**Prompt**: Look through the records that follow. Copy every line containing the word "image".

**Data supplied**:
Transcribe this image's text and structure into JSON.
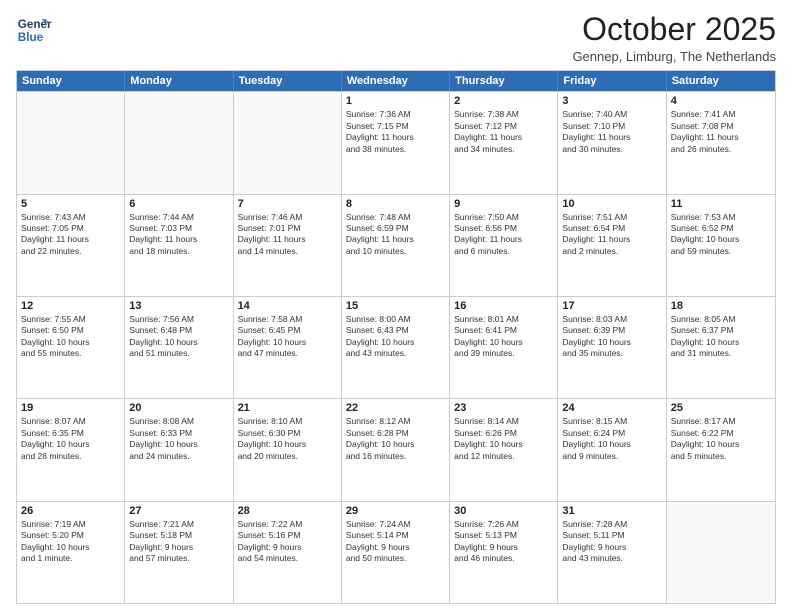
{
  "header": {
    "logo_line1": "General",
    "logo_line2": "Blue",
    "month_title": "October 2025",
    "subtitle": "Gennep, Limburg, The Netherlands"
  },
  "weekdays": [
    "Sunday",
    "Monday",
    "Tuesday",
    "Wednesday",
    "Thursday",
    "Friday",
    "Saturday"
  ],
  "rows": [
    [
      {
        "day": "",
        "info": ""
      },
      {
        "day": "",
        "info": ""
      },
      {
        "day": "",
        "info": ""
      },
      {
        "day": "1",
        "info": "Sunrise: 7:36 AM\nSunset: 7:15 PM\nDaylight: 11 hours\nand 38 minutes."
      },
      {
        "day": "2",
        "info": "Sunrise: 7:38 AM\nSunset: 7:12 PM\nDaylight: 11 hours\nand 34 minutes."
      },
      {
        "day": "3",
        "info": "Sunrise: 7:40 AM\nSunset: 7:10 PM\nDaylight: 11 hours\nand 30 minutes."
      },
      {
        "day": "4",
        "info": "Sunrise: 7:41 AM\nSunset: 7:08 PM\nDaylight: 11 hours\nand 26 minutes."
      }
    ],
    [
      {
        "day": "5",
        "info": "Sunrise: 7:43 AM\nSunset: 7:05 PM\nDaylight: 11 hours\nand 22 minutes."
      },
      {
        "day": "6",
        "info": "Sunrise: 7:44 AM\nSunset: 7:03 PM\nDaylight: 11 hours\nand 18 minutes."
      },
      {
        "day": "7",
        "info": "Sunrise: 7:46 AM\nSunset: 7:01 PM\nDaylight: 11 hours\nand 14 minutes."
      },
      {
        "day": "8",
        "info": "Sunrise: 7:48 AM\nSunset: 6:59 PM\nDaylight: 11 hours\nand 10 minutes."
      },
      {
        "day": "9",
        "info": "Sunrise: 7:50 AM\nSunset: 6:56 PM\nDaylight: 11 hours\nand 6 minutes."
      },
      {
        "day": "10",
        "info": "Sunrise: 7:51 AM\nSunset: 6:54 PM\nDaylight: 11 hours\nand 2 minutes."
      },
      {
        "day": "11",
        "info": "Sunrise: 7:53 AM\nSunset: 6:52 PM\nDaylight: 10 hours\nand 59 minutes."
      }
    ],
    [
      {
        "day": "12",
        "info": "Sunrise: 7:55 AM\nSunset: 6:50 PM\nDaylight: 10 hours\nand 55 minutes."
      },
      {
        "day": "13",
        "info": "Sunrise: 7:56 AM\nSunset: 6:48 PM\nDaylight: 10 hours\nand 51 minutes."
      },
      {
        "day": "14",
        "info": "Sunrise: 7:58 AM\nSunset: 6:45 PM\nDaylight: 10 hours\nand 47 minutes."
      },
      {
        "day": "15",
        "info": "Sunrise: 8:00 AM\nSunset: 6:43 PM\nDaylight: 10 hours\nand 43 minutes."
      },
      {
        "day": "16",
        "info": "Sunrise: 8:01 AM\nSunset: 6:41 PM\nDaylight: 10 hours\nand 39 minutes."
      },
      {
        "day": "17",
        "info": "Sunrise: 8:03 AM\nSunset: 6:39 PM\nDaylight: 10 hours\nand 35 minutes."
      },
      {
        "day": "18",
        "info": "Sunrise: 8:05 AM\nSunset: 6:37 PM\nDaylight: 10 hours\nand 31 minutes."
      }
    ],
    [
      {
        "day": "19",
        "info": "Sunrise: 8:07 AM\nSunset: 6:35 PM\nDaylight: 10 hours\nand 28 minutes."
      },
      {
        "day": "20",
        "info": "Sunrise: 8:08 AM\nSunset: 6:33 PM\nDaylight: 10 hours\nand 24 minutes."
      },
      {
        "day": "21",
        "info": "Sunrise: 8:10 AM\nSunset: 6:30 PM\nDaylight: 10 hours\nand 20 minutes."
      },
      {
        "day": "22",
        "info": "Sunrise: 8:12 AM\nSunset: 6:28 PM\nDaylight: 10 hours\nand 16 minutes."
      },
      {
        "day": "23",
        "info": "Sunrise: 8:14 AM\nSunset: 6:26 PM\nDaylight: 10 hours\nand 12 minutes."
      },
      {
        "day": "24",
        "info": "Sunrise: 8:15 AM\nSunset: 6:24 PM\nDaylight: 10 hours\nand 9 minutes."
      },
      {
        "day": "25",
        "info": "Sunrise: 8:17 AM\nSunset: 6:22 PM\nDaylight: 10 hours\nand 5 minutes."
      }
    ],
    [
      {
        "day": "26",
        "info": "Sunrise: 7:19 AM\nSunset: 5:20 PM\nDaylight: 10 hours\nand 1 minute."
      },
      {
        "day": "27",
        "info": "Sunrise: 7:21 AM\nSunset: 5:18 PM\nDaylight: 9 hours\nand 57 minutes."
      },
      {
        "day": "28",
        "info": "Sunrise: 7:22 AM\nSunset: 5:16 PM\nDaylight: 9 hours\nand 54 minutes."
      },
      {
        "day": "29",
        "info": "Sunrise: 7:24 AM\nSunset: 5:14 PM\nDaylight: 9 hours\nand 50 minutes."
      },
      {
        "day": "30",
        "info": "Sunrise: 7:26 AM\nSunset: 5:13 PM\nDaylight: 9 hours\nand 46 minutes."
      },
      {
        "day": "31",
        "info": "Sunrise: 7:28 AM\nSunset: 5:11 PM\nDaylight: 9 hours\nand 43 minutes."
      },
      {
        "day": "",
        "info": ""
      }
    ]
  ]
}
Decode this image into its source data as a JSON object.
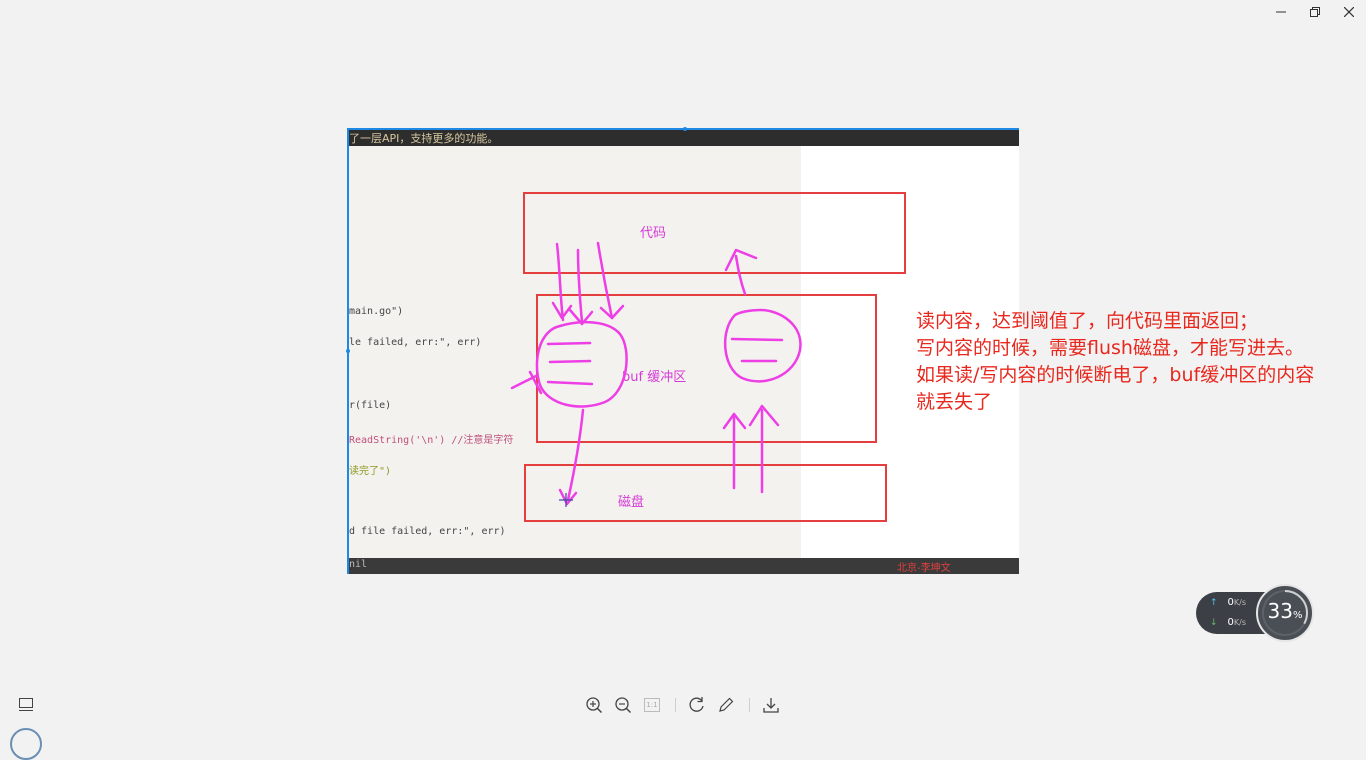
{
  "window": {
    "controls": {
      "minimize": "–",
      "restore": "❐",
      "close": "✕"
    }
  },
  "image": {
    "header_text": "了一层API，支持更多的功能。",
    "code_lines": [
      "main.go\")",
      "le failed, err:\", err)",
      "r(file)",
      "ReadString('\\n') //注意是字符",
      "读完了\")",
      "d file failed, err:\", err)",
      "nil"
    ],
    "footer_text": "北京-李坤文",
    "boxes": {
      "code_label": "代码",
      "buffer_label": "buf  缓冲区",
      "disk_label": "磁盘"
    }
  },
  "annotation": {
    "lines": [
      "读内容，达到阈值了，向代码里面返回；",
      "写内容的时候，需要flush磁盘，才能写进去。",
      "如果读/写内容的时候断电了，buf缓冲区的内容",
      "就丢失了"
    ]
  },
  "network_widget": {
    "upload": "0",
    "download": "0",
    "unit": "K/s",
    "usage_value": "33",
    "usage_unit": "%"
  },
  "toolbar": {
    "icons": [
      "thumbnail-icon",
      "zoom-in-icon",
      "zoom-out-icon",
      "actual-size-icon",
      "rotate-icon",
      "edit-icon",
      "download-icon"
    ],
    "actual_size_label": "1:1"
  },
  "colors": {
    "background": "#f2f2f2",
    "box_border": "#e53e3e",
    "pen": "#ee3ee6",
    "annotation_text": "#e8281e",
    "selection": "#1e88e5"
  }
}
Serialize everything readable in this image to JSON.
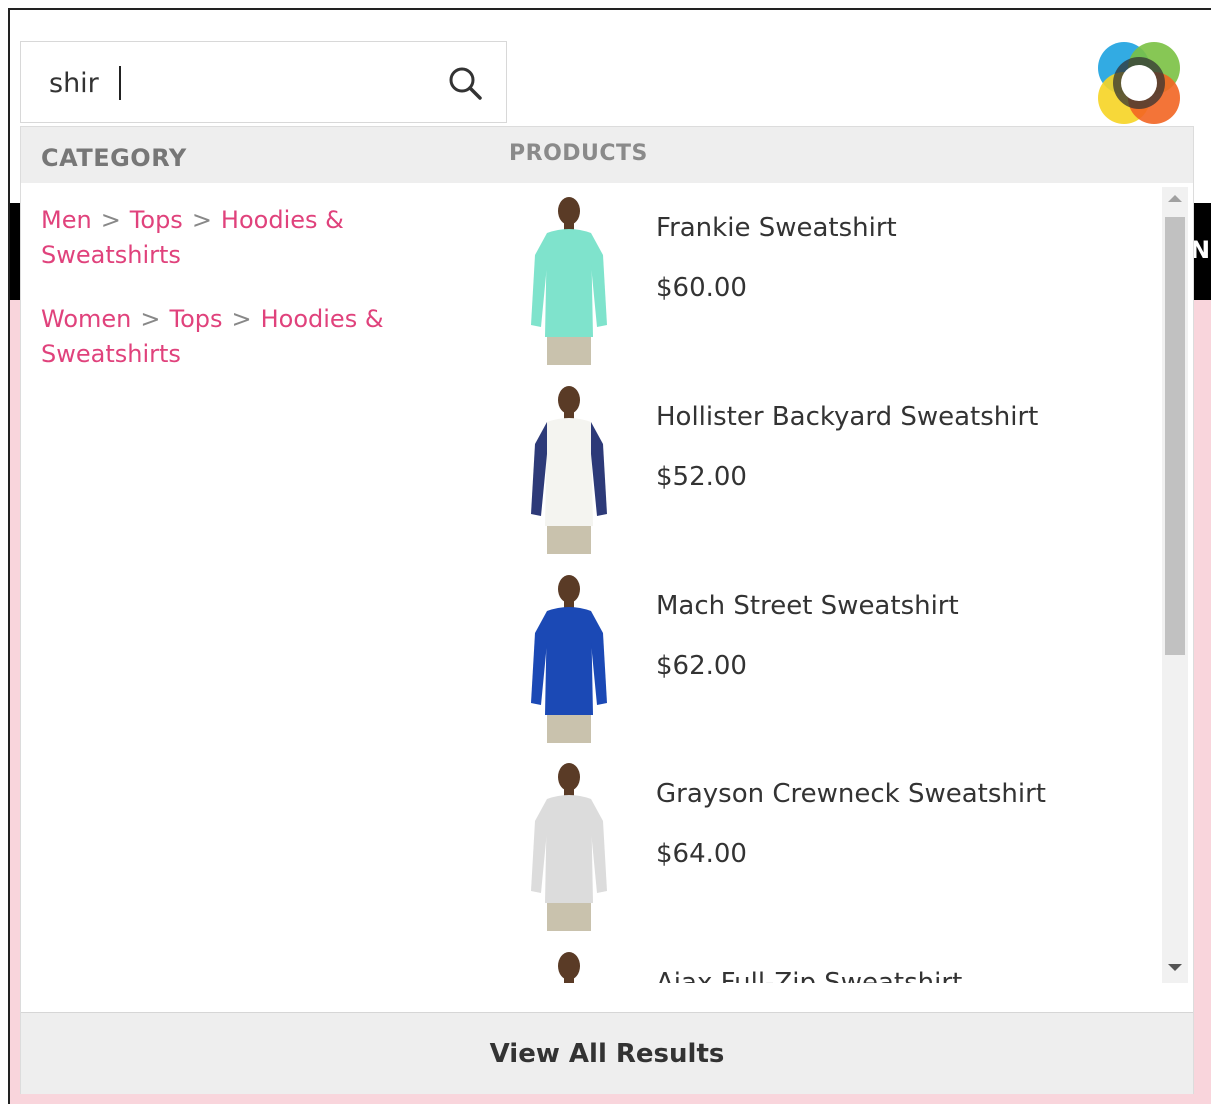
{
  "search": {
    "value": "shir"
  },
  "dropdown": {
    "category_header": "CATEGORY",
    "products_header": "PRODUCTS",
    "categories": [
      {
        "path": [
          "Men",
          "Tops",
          "Hoodies & Sweatshirts"
        ]
      },
      {
        "path": [
          "Women",
          "Tops",
          "Hoodies & Sweatshirts"
        ]
      }
    ],
    "separator": ">",
    "products": [
      {
        "name": "Frankie Sweatshirt",
        "price": "$60.00",
        "shirt_color": "#7fe3cc",
        "sleeve_color": "#7fe3cc"
      },
      {
        "name": "Hollister Backyard Sweatshirt",
        "price": "$52.00",
        "shirt_color": "#f4f4f0",
        "sleeve_color": "#2d3a78"
      },
      {
        "name": "Mach Street Sweatshirt",
        "price": "$62.00",
        "shirt_color": "#1b49b5",
        "sleeve_color": "#1b49b5"
      },
      {
        "name": "Grayson Crewneck Sweatshirt",
        "price": "$64.00",
        "shirt_color": "#dcdcdc",
        "sleeve_color": "#dcdcdc"
      },
      {
        "name": "Ajax Full-Zip Sweatshirt",
        "price": "",
        "shirt_color": "#888888",
        "sleeve_color": "#888888"
      }
    ],
    "view_all": "View All Results"
  },
  "colors": {
    "accent_link": "#e0427c",
    "header_bg": "#eeeeee",
    "page_pink": "#f9d5dc"
  }
}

**Answer space**:
Transcribe this image's text and structure into JSON.
Decode this image into its source data as a JSON object.
  "image": {
Serialize everything readable in this image to JSON.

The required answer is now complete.